We continued on WI-35 for a while, enjoying the views and the many towns. Eventually we had to veer off and head towards the interstate. Why an interstate? We had an important mission in Milwaukee, WI that we didn’t want to miss.  That story is tomorrow’s post. It’s my favorite part of the trip.

Road Trip Report 11

Brief notes on the trip, state by state, with sights, places, and photographs.

Upper Peninsula, Michigan & Wisconsin

After leaving Mackinaw City, Michigan we drove over the Mackinac Bridge to the Upper Peninsula (U.P.) of Michigan.  (In this post, the U.P. and Wisconsin are combined because it was a full day of driving for us.)

After we crossed the Mackinac Bridge.

After we crossed the Mackinac Bridge.

Unfortunately it was a rather dreary day, though we were glad it was a planned driving day and not an outside sight seeing day.  We drove US-2 across the U.P. Along the way we saw many, many advertisements for pasties (pronoucned “pass-ties, I think) which are a signature U.P. breakfast.  It’s sort of like a handheld breakfast pie with sausage, bacon, cheese, eggs, and other meat depending on the recipe. Much of the route passed along Lake Michigan and through the Hiawatha and Ottawa National Forests. We passed many abandoned motor courts and through small crossroad towns. One of the biggest towns was Manistique, where we had breakfast at the Cedar Street Cafe.
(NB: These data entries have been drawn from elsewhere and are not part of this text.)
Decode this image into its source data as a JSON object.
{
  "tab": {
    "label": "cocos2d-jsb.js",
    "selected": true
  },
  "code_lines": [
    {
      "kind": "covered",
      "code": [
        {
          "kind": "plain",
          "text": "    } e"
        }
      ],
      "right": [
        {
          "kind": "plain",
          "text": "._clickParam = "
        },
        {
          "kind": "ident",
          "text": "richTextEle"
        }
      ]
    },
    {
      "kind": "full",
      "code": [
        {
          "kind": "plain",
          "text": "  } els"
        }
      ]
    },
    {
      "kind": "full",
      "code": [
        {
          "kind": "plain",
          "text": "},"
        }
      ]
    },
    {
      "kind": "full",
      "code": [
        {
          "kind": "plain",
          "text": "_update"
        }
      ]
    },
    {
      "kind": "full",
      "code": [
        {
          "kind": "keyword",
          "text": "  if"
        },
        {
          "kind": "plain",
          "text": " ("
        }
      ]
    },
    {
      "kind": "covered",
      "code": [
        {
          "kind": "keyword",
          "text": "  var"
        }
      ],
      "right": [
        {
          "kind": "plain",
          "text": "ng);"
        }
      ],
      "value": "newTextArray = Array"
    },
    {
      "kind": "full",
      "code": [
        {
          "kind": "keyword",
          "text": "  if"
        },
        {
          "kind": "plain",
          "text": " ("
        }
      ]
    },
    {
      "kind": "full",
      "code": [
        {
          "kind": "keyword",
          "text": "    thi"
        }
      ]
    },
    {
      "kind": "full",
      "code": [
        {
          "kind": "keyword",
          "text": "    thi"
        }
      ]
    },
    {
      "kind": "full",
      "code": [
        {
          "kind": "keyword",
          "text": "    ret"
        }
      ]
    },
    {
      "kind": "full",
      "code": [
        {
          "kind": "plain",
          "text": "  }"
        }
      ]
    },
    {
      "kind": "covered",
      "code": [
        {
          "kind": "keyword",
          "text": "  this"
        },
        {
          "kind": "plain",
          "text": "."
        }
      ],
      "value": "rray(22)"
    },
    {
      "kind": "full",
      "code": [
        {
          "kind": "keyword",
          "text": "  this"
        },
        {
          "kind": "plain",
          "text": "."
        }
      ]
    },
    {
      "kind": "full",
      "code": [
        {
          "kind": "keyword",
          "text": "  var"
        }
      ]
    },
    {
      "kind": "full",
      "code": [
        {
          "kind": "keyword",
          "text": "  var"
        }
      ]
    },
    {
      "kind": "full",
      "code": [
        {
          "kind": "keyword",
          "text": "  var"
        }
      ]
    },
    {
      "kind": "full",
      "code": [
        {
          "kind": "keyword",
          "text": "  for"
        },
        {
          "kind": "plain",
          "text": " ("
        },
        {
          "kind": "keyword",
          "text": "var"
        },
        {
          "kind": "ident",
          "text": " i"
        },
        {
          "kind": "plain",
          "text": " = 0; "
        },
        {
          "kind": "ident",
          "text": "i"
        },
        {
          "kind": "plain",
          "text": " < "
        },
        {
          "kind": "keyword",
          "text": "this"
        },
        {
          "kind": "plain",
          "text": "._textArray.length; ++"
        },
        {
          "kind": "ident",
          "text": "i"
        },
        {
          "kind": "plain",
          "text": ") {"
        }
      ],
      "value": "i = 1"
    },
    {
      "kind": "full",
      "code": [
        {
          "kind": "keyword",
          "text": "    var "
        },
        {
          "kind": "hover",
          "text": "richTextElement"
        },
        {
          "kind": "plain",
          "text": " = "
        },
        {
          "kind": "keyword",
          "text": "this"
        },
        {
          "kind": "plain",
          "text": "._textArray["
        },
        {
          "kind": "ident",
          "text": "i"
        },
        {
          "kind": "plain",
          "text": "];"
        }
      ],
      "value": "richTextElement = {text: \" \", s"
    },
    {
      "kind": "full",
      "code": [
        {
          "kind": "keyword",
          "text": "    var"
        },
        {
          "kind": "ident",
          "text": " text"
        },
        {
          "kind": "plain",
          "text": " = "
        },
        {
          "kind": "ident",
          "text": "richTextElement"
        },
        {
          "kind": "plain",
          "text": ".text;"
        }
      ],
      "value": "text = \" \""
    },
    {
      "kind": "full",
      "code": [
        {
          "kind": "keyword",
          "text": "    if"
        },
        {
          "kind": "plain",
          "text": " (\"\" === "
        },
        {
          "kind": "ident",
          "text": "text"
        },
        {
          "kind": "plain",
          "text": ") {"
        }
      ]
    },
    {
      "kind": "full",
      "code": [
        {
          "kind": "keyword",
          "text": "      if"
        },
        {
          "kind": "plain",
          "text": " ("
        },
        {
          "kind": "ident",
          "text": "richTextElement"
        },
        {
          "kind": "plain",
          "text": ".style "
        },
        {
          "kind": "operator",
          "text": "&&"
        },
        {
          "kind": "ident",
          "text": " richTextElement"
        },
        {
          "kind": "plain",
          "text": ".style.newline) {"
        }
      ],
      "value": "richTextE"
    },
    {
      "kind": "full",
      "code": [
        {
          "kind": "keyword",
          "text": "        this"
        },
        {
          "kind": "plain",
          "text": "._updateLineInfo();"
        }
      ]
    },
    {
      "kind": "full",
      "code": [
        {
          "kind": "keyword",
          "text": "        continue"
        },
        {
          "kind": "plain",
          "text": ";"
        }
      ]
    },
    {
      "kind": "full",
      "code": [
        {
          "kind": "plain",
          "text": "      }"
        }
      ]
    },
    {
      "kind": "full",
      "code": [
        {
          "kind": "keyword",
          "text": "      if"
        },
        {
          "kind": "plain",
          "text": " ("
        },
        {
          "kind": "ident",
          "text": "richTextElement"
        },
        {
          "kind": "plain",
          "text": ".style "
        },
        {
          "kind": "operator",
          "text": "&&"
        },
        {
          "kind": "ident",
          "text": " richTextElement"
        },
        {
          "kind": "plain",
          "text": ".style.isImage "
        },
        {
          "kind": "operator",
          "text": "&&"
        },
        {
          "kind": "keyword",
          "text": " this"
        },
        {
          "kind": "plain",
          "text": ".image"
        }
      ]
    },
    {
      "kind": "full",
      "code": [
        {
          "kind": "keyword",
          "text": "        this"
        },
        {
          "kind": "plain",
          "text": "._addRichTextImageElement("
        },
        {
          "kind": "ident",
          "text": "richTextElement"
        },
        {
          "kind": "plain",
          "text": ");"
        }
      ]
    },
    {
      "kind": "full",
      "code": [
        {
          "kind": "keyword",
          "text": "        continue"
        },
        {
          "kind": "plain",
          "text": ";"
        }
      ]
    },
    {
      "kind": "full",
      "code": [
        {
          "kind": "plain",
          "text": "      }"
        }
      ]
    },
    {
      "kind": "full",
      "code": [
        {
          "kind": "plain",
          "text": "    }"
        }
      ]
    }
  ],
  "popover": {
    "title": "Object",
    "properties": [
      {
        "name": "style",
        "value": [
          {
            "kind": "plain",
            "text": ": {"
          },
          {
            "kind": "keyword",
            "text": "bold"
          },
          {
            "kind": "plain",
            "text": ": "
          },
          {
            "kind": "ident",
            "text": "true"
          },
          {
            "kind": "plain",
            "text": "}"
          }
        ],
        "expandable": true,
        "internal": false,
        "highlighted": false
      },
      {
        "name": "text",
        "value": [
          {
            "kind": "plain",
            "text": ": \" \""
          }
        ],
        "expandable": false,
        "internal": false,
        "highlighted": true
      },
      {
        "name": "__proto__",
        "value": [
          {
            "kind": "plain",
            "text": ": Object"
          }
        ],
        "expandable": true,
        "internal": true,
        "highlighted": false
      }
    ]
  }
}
Pasties everywhere in the U.P.

Pasties everywhere in the U.P.

Although this picture doesn't offer much proof, it was a beautiful view, especially when the sun was shining.

Although this picture doesn't offer much proof, it was a beautiful view, especially when the sun was shining.

Almost missed it. Wisconsin seems to hide its welcome signs (at least out of drive by photography range).

Almost missed it. Wisconsin seems to hide its welcome signs (at least out of drive by photography range).

Wisconsin was just as dreary in terms of the weather, but we soon entered farm country where there are beautiful big, red barns everywhere. US-41 took us to WI-64, with our destination of Brunet Island State Park in Cornell, Wisconsin. We did enjoy the farm country, even with the rain. I could look at barns all day long. One of our favorite parts of the day was towards the end. We needed groceries for camping. Based on the size of the dot for the town on the map, it looked like Medford, WI was the biggest stop before Cornell. Hoping for the best we turned off WI-64 when we saw a “County Market” sign.  As it turns out, we stumbled upon a community owned supermarket! It was as big as normal (chain) grocery stores, clean, well stocked, organized, affordable. We were psyched, especially because we hadn’t found any local grocery stores on our travels yet.

Farm along WI-64.

Farm along WI-64.

As we approached Brunet Island State Park, the sun started to shine before setting for the day. And it was the perfect evening for a campfire!

Hooray for sun!

Hooray for sun!

So it may not have been the most exciting road trip day, but we were still glad to see more of the Great Lakes region.

Next up: Minneapolis, MN!